The Origin Of Lemon Bars Only Dates Back To The Early 1960s

Buttery lemon bars seem like they have been around forever – a sugary combination of shortbread and lemon curd baked together, forming sunny little bar cookies. Indeed, the two main ingredients are relatively ancient recipes. Shortbread took its current sweet and crumbly form in the 16th century, lemon curd is mentioned in cookery books of the early 1800s, and bar cookies came about in the 1930s, but they didn't come together to make the lovely confection we know today until 1962. 

The Chicago Tribune first published the recipe submitted by Mrs. Eleanore Mickelson on August 27 in its regular "Today's $5 Favorite Recipe" column. Legendary Tribune recipe editor Mary Meade started the recipe contest in the 1940s, and in 1948 the paper reported that in the first four months of that year, nearly 7,000 recipes were sent in by hopeful cooks – that's more than 50 recipes a day to comb through. The $5 prize Mrs. Mickelson received is worth about $51 today, but that's all we know about her legacy in developing this popular treat. Lemon bars received nationwide attention the next year when an almost identical version was published in the Betty Crocker Cookbook.

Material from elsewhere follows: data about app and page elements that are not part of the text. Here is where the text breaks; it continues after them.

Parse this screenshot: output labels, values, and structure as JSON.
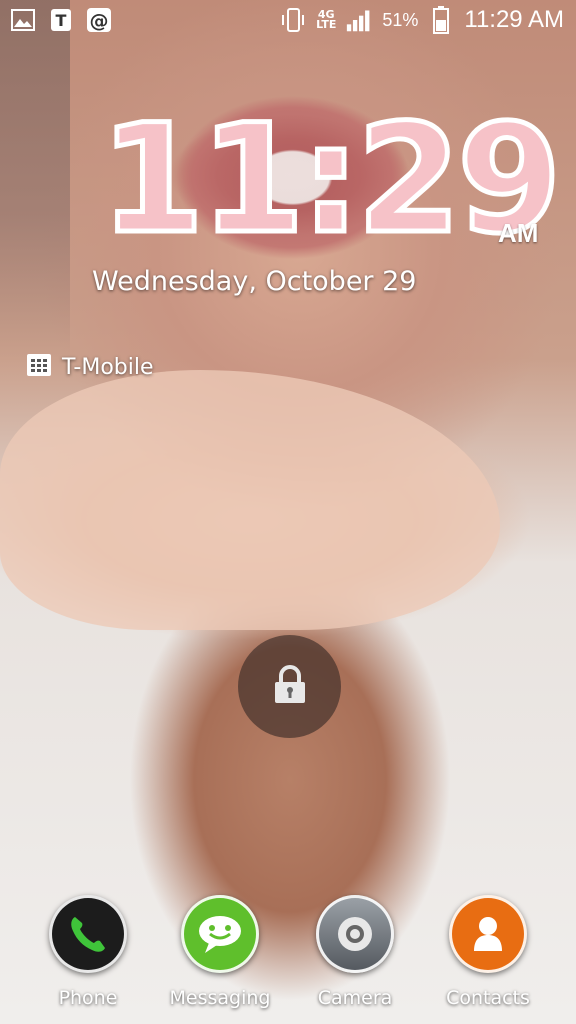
{
  "statusbar": {
    "left_icons": [
      "gallery-icon",
      "tmobile-icon",
      "email-icon"
    ],
    "network": "4G",
    "network_sub": "LTE",
    "battery": "51%",
    "time": "11:29 AM"
  },
  "lockscreen": {
    "clock_time": "11:29",
    "clock_ampm": "AM",
    "date": "Wednesday, October 29",
    "carrier": "T-Mobile"
  },
  "dock": {
    "apps": [
      {
        "label": "Phone",
        "icon": "phone-icon",
        "color": "#1a1a1a"
      },
      {
        "label": "Messaging",
        "icon": "messaging-icon",
        "color": "#5fbf2c"
      },
      {
        "label": "Camera",
        "icon": "camera-icon",
        "color": "#6f7378"
      },
      {
        "label": "Contacts",
        "icon": "contacts-icon",
        "color": "#e86d12"
      }
    ]
  }
}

Modern lemon bar recipes are more zesty

Mrs. Eleanore Mickelson's thrifty recipe called for just 3 tablespoons of lemon juice mixed with a cup of sugar and 2 eggs, yielding a much sweeter bar than the recipes you're likely to encounter today. More often, you'll find versions similar to Tasting Table recipe developer Jennine Rye's best lemon bars recipe, which includes a full half cup of lemon juice along with some zest, resulting in a bright but balanced lemon flavor. 

Lemon bars have stood the test of time because they're not only easy to put together but require just a handful of inexpensive ingredients. The butter, flour, and sugar crust doesn't require any special pastry techniques – it's simply pressed into a baking pan and baked until golden. Stand-alone lemon curd can be fussy to stir into a glossy result, but for lemon bars, the ingredients are mixed and poured right onto the waiting crust. Baking at a relatively low temperature then thickens the lemon mixture into a perfect filling once it cools. We might never know how Mrs. Mickelson thought to combine the ingredients, but we're sure glad that The Chicago Tribune took notice!